Contrary to popular American lore, an "ox" is not a unique breed of bovine, nor have any "blue" oxen lived outside the folk tales surrounding Paul Bunyan, the mythical American logger.
An ox is nothing more than a mature bovine with an "education". The education consists of the animal's learning to respond appropriately to the teamster's (ox driver's) commands: in North America such as (1) get up, (2) whoa, (3) back up, (4) gee (turn to the right) and (5) haw (turn to the left).
In addition to intelligence (the ability to learn), American ox trainers favored larger breeds for their ability to do more work; for the same reason, the typical ox is the male of a breed, rather than the smaller female. Also, the gait of the ox is often important to ox trainers, since the speed the animal walks should roughly match the gait of the ox driver who must work with it.

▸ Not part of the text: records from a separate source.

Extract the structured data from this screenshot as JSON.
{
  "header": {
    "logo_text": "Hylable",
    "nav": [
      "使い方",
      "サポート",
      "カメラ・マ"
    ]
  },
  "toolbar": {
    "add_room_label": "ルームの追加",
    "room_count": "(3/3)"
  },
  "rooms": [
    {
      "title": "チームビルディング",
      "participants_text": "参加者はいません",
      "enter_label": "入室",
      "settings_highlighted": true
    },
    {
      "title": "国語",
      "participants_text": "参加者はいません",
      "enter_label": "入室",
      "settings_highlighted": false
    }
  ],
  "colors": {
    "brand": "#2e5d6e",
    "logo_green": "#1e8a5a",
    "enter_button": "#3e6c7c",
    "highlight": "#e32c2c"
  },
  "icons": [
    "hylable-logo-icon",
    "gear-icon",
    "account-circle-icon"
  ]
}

Oxen are most often used in teams of two, paired, for light work such as carting. In past days some teams were about fourteen, and even over twenty for logging. A wooden yoke is fastened about the neck of each pair so that the force of draft is distributed across their shoulders. Oxen are chosen, from calves, with horns since the horns hold the yoke in place when the oxen lower their heads, back up or slow down (particularly with a wheeled vehicle going downhill). Yoked oxen cannot slow a load like harnessed horses can, the load has to be controlled downhill by other means.

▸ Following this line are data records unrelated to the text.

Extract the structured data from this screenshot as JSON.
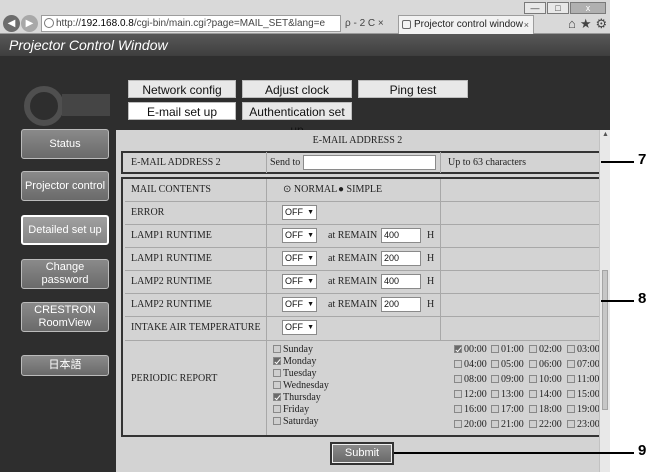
{
  "browser": {
    "url_prefix": "http://",
    "url_host": "192.168.0.8",
    "url_path": "/cgi-bin/main.cgi?page=MAIL_SET&lang=e",
    "url_tools": "ρ - 2 C ×",
    "tab_title": "Projector control window",
    "tab_close": "×",
    "win_min": "—",
    "win_max": "□",
    "win_close": "x",
    "toolbar_icons": "⌂★⚙"
  },
  "app": {
    "title": "Projector Control Window"
  },
  "sidebar": {
    "items": [
      {
        "label": "Status"
      },
      {
        "label": "Projector control"
      },
      {
        "label": "Detailed set up"
      },
      {
        "label": "Change password"
      },
      {
        "label": "CRESTRON RoomView"
      },
      {
        "label": "日本語"
      }
    ]
  },
  "tabs": {
    "row1": [
      "Network config",
      "Adjust clock",
      "Ping test"
    ],
    "row2": [
      "E-mail set up",
      "Authentication set up"
    ]
  },
  "section_title": "E-MAIL ADDRESS 2",
  "address": {
    "label": "E-MAIL ADDRESS 2",
    "send_to_label": "Send to",
    "value": "",
    "hint": "Up to 63 characters"
  },
  "mail_contents": {
    "label": "MAIL CONTENTS",
    "options": [
      "NORMAL",
      "SIMPLE"
    ],
    "selected": "SIMPLE"
  },
  "settings": [
    {
      "label": "ERROR",
      "value": "OFF",
      "remain_label": "",
      "remain": "",
      "unit": ""
    },
    {
      "label": "LAMP1 RUNTIME",
      "value": "OFF",
      "remain_label": "at REMAIN",
      "remain": "400",
      "unit": "H"
    },
    {
      "label": "LAMP1 RUNTIME",
      "value": "OFF",
      "remain_label": "at REMAIN",
      "remain": "200",
      "unit": "H"
    },
    {
      "label": "LAMP2 RUNTIME",
      "value": "OFF",
      "remain_label": "at REMAIN",
      "remain": "400",
      "unit": "H"
    },
    {
      "label": "LAMP2 RUNTIME",
      "value": "OFF",
      "remain_label": "at REMAIN",
      "remain": "200",
      "unit": "H"
    },
    {
      "label": "INTAKE AIR TEMPERATURE",
      "value": "OFF",
      "remain_label": "",
      "remain": "",
      "unit": ""
    }
  ],
  "periodic": {
    "label": "PERIODIC REPORT",
    "days": [
      {
        "name": "Sunday",
        "checked": false
      },
      {
        "name": "Monday",
        "checked": true
      },
      {
        "name": "Tuesday",
        "checked": false
      },
      {
        "name": "Wednesday",
        "checked": false
      },
      {
        "name": "Thursday",
        "checked": true
      },
      {
        "name": "Friday",
        "checked": false
      },
      {
        "name": "Saturday",
        "checked": false
      }
    ],
    "hours": [
      {
        "t": "00:00",
        "checked": true
      },
      {
        "t": "01:00",
        "checked": false
      },
      {
        "t": "02:00",
        "checked": false
      },
      {
        "t": "03:00",
        "checked": false
      },
      {
        "t": "04:00",
        "checked": false
      },
      {
        "t": "05:00",
        "checked": false
      },
      {
        "t": "06:00",
        "checked": false
      },
      {
        "t": "07:00",
        "checked": false
      },
      {
        "t": "08:00",
        "checked": false
      },
      {
        "t": "09:00",
        "checked": false
      },
      {
        "t": "10:00",
        "checked": false
      },
      {
        "t": "11:00",
        "checked": false
      },
      {
        "t": "12:00",
        "checked": false
      },
      {
        "t": "13:00",
        "checked": false
      },
      {
        "t": "14:00",
        "checked": false
      },
      {
        "t": "15:00",
        "checked": false
      },
      {
        "t": "16:00",
        "checked": false
      },
      {
        "t": "17:00",
        "checked": false
      },
      {
        "t": "18:00",
        "checked": false
      },
      {
        "t": "19:00",
        "checked": false
      },
      {
        "t": "20:00",
        "checked": false
      },
      {
        "t": "21:00",
        "checked": false
      },
      {
        "t": "22:00",
        "checked": false
      },
      {
        "t": "23:00",
        "checked": false
      }
    ]
  },
  "submit_label": "Submit",
  "callouts": [
    "7",
    "8",
    "9"
  ]
}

Oxen must be painstakingly trained from a young age. Their teamster must make or buy as many as a dozen yokes of different sizes as the animals grow. Ox teams are steered by commands or noise (whip cracks) and many teamsters were known for their voices and language.

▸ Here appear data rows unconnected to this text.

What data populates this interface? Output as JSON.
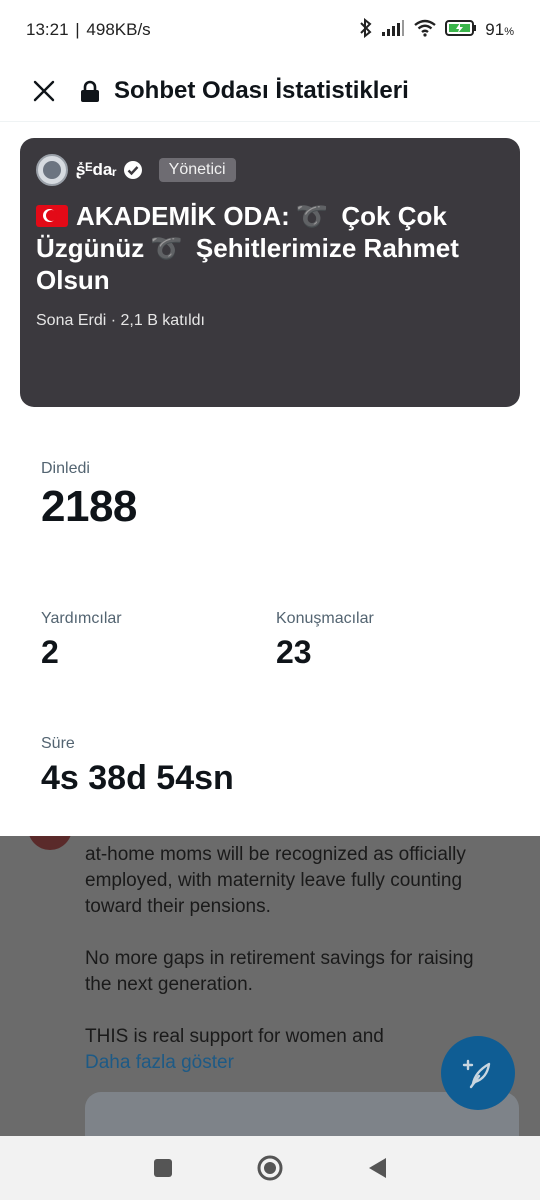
{
  "status_bar": {
    "time": "13:21",
    "network_speed": "498KB/s",
    "battery_percent": "91",
    "battery_suffix": "%"
  },
  "header": {
    "title": "Sohbet Odası İstatistikleri"
  },
  "space_card": {
    "host_name": "ʂ̽ᴱdaᵣ",
    "role_badge": "Yönetici",
    "title_part1": "AKADEMİK ODA:",
    "title_ribbon": "➰",
    "title_part2": "Çok Çok Üzgünüz",
    "title_part3": "Şehitlerimize Rahmet Olsun",
    "status": "Sona Erdi",
    "separator": "·",
    "participants": "2,1 B katıldı",
    "background_color": "#3b393e"
  },
  "stats": {
    "listened_label": "Dinledi",
    "listened_value": "2188",
    "cohosts_label": "Yardımcılar",
    "cohosts_value": "2",
    "speakers_label": "Konuşmacılar",
    "speakers_value": "23",
    "duration_label": "Süre",
    "duration_value": "4s 38d 54sn"
  },
  "background_post": {
    "line1": "at-home moms will be recognized as officially employed, with maternity leave fully counting toward their pensions.",
    "line2": "No more gaps in retirement savings for raising the next generation.",
    "line3": "THIS is real support for women and",
    "show_more": "Daha fazla göster"
  },
  "icons": {
    "close": "close-icon",
    "lock": "lock-icon",
    "verified": "verified-badge-icon",
    "compose": "compose-feather-icon",
    "nav_recent": "square-icon",
    "nav_home": "circle-icon",
    "nav_back": "triangle-back-icon"
  }
}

Oxen can pull harder and longer than horses, particularly on obstinate or almost un-movable loads. This is one of the reasons that teams were dragging logs from forests long after horses had taken over most other draught uses in Europe and the New World. Though not as fast as horses, they are less prone to injury because they are more sure-footed and do not try to jerk the load. Many oxen are still in use worldwide, especially in developing nations.
- For the mythology and lore connected with the bull, see Bull (mythology).
- The ox is one of the 12-year cycle of animals which appear in the Chinese zodiac related to the Chinese calendar. See: Ox (Zodiac).
- The constellation Taurus represents a bull.
- A cow is alleged to have started the Great Chicago Fire by kicking over a kerosene lamp.
- On February 18, 1930 Elm Farm Ollie became the first cow to fly in an airplane and also the first cow to be milked in an airplane.
Cattle in Popular Culture
- Gary Larson's famous comic strip The Far Side frequently included cows in humorous situations.
- The lilac-colored "Milka Cow" is a well-known symbol of the Milka brand of chocolate.
Breeds of cattle
- Afrikaner cattle
- Beefalo (a cross between domestic cattle and the American Bison)
- Belgian Blue
- Belted Galloway
- Black Angus
- Blonde d'Aqui
- Brahman: Bos indica
- British White
- Brown Swiss
- Dutch Belted (Lakenvelder)
- Friesian (Holstein)
- Heck Cattle
- Highland Cattle
- Holstein (Friesian)
- Hungarian Grey
- Lakenvelder (Dutch Belted)
- Lincoln Red
- Maine Anjou
- Milking Shorthorn
- Murray Grey
- Polled Hereford
- Red Angus
- Red Brangus
- Red Poll
- Santa Gertrudis
- South Devon
- Texas Longhorn
- Age of cattle
- Barbed wire
- Cow tipping
- Dairy Cattle
- Factory farming
- Grass fed beef
- List of domesticated animals
- Cattle Breeds website – Oklahoma State University
- PBS Nature: Holy Cow (about cows in general)
- UK Lincoln Red Cattle Society